Social media can be incredible. It can help distant friends and family keep in touch and provide inspiration and motivation to its users. However, you can’t discount the harmful side, the side that feeds jealousy, anxiety, and the feeling that you’re not living as great of a life as the people you see on your screen.
Social media gives users a seemingly candid snapshot into people’s lives, a beautifully styled and perfectly posed snapshot. There is no way a day in real-life can mirror those perfectly timed snapshots, and that’s where disappointment can sneak in. Because these are regular people and not celebrities, users can’t easily explain away the dazzling photos as a perk of being rich and famous. The comparison game can be exhausting and lead to a loss of joy and contentment. However, there is a remedy. Practicing mindfulness while browsing can have a big impact on the psyche.
Open the app consciously
Users shouldn’t open social media apps out of habit.
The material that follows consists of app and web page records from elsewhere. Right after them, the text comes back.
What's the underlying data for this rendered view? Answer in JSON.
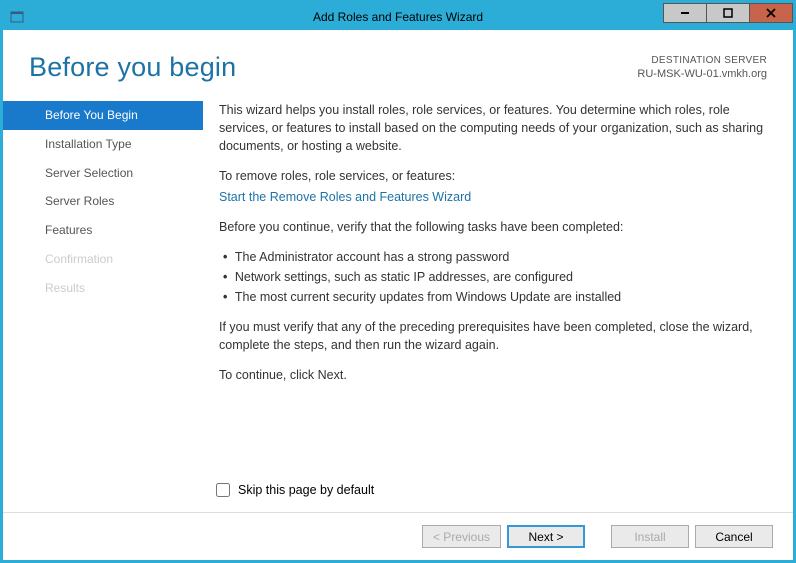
{
  "window": {
    "title": "Add Roles and Features Wizard"
  },
  "header": {
    "page_title": "Before you begin",
    "dest_label": "DESTINATION SERVER",
    "dest_server": "RU-MSK-WU-01.vmkh.org"
  },
  "sidebar": {
    "items": [
      {
        "label": "Before You Begin"
      },
      {
        "label": "Installation Type"
      },
      {
        "label": "Server Selection"
      },
      {
        "label": "Server Roles"
      },
      {
        "label": "Features"
      },
      {
        "label": "Confirmation"
      },
      {
        "label": "Results"
      }
    ]
  },
  "content": {
    "intro": "This wizard helps you install roles, role services, or features. You determine which roles, role services, or features to install based on the computing needs of your organization, such as sharing documents, or hosting a website.",
    "remove_label": "To remove roles, role services, or features:",
    "remove_link": "Start the Remove Roles and Features Wizard",
    "verify_label": "Before you continue, verify that the following tasks have been completed:",
    "bullets": [
      "The Administrator account has a strong password",
      "Network settings, such as static IP addresses, are configured",
      "The most current security updates from Windows Update are installed"
    ],
    "note": "If you must verify that any of the preceding prerequisites have been completed, close the wizard, complete the steps, and then run the wizard again.",
    "continue_text": "To continue, click Next.",
    "skip_label": "Skip this page by default"
  },
  "footer": {
    "previous": "< Previous",
    "next": "Next >",
    "install": "Install",
    "cancel": "Cancel"
  }
}
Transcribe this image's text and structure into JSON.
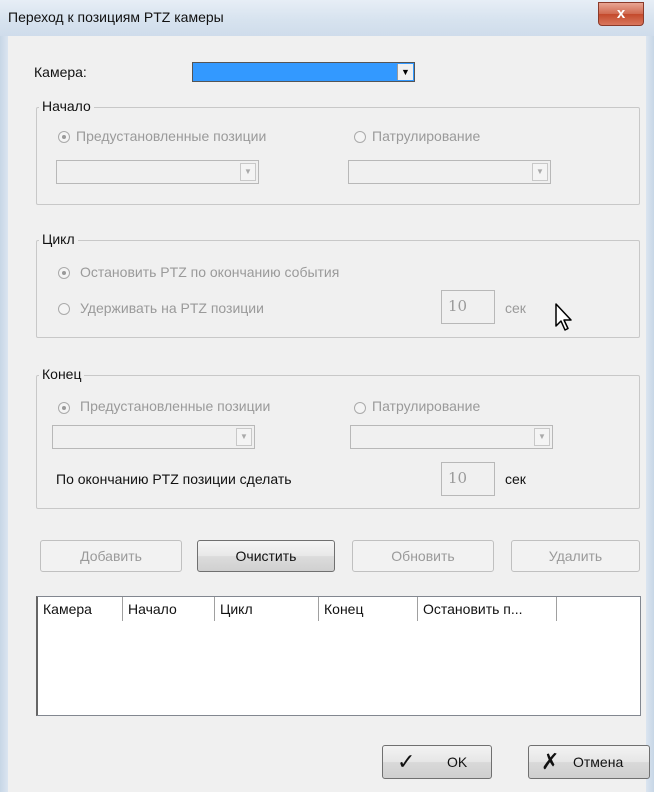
{
  "window": {
    "title": "Переход к позициям PTZ камеры",
    "close_glyph": "x"
  },
  "camera": {
    "label": "Камера:",
    "value": "",
    "arrow_glyph": "▼"
  },
  "start": {
    "title": "Начало",
    "radio_presets": "Предустановленные позиции",
    "radio_patrol": "Патрулирование",
    "presets_selected": true
  },
  "cycle": {
    "title": "Цикл",
    "radio_stop": "Остановить PTZ по окончанию события",
    "radio_hold": "Удерживать на PTZ позиции",
    "hold_value": "10",
    "unit": "сек",
    "stop_selected": true
  },
  "end": {
    "title": "Конец",
    "radio_presets": "Предустановленные позиции",
    "radio_patrol": "Патрулирование",
    "after_label": "По окончанию PTZ позиции сделать",
    "after_value": "10",
    "unit": "сек"
  },
  "buttons": {
    "add": "Добавить",
    "clear": "Очистить",
    "update": "Обновить",
    "delete": "Удалить"
  },
  "table": {
    "columns": [
      "Камера",
      "Начало",
      "Цикл",
      "Конец",
      "Остановить п..."
    ]
  },
  "footer": {
    "ok": "OK",
    "ok_glyph": "✓",
    "cancel": "Отмена",
    "cancel_glyph": "✗"
  },
  "icons": {
    "close": "close-icon",
    "dropdown": "chevron-down-icon",
    "ok": "checkmark-icon",
    "cancel": "cross-icon",
    "cursor": "mouse-pointer-icon"
  },
  "colors": {
    "selection": "#3399ff",
    "close_button": "#c44a2c",
    "disabled_text": "#9a9a9a"
  }
}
Users should be consciously opening the app and preparing themselves for what they are seeing and being present.
Set an intention
When opening the application, users should set an intention of what they seek from the browsing experience. Whether it’s to find inspiration, relax, or find joy in pictures of puppies, it doesn’t matter as long as the intention is positive.
Be conscious of emotions
Users should be monitoring their feelings as they scroll. Does this post inspire happiness? Envy? Anxiety? Are these emotions that one particular person sparks regularly? Once we figure out what is triggering these emotions, we can work out a way to deal with them.
Overhaul the feed
Unfollowing or muting users who incite negative emotions can be liberating. Unfollow users who frequently post negativity and users who make you feel less than or inspire feelings of jealousy. This simple step can completely change the tone of a social media feed.
Let go of the need for likes
When users post photos, it should be because they enjoy them and want to share their snaps. Don’t post photos expecting a certain number of likes or comments. Likes are not a reflection of your worth, beauty, or intelligence. Users should be aware of how much attachment and meaning they are placing on likes.
Social media is everywhere. In our world, where the presence of technology is increasing at alarming rates, it has become more difficult to escape and opt out of living a social life online. As long as we mindfully and positively engage with social media, it can be a harmonious experience.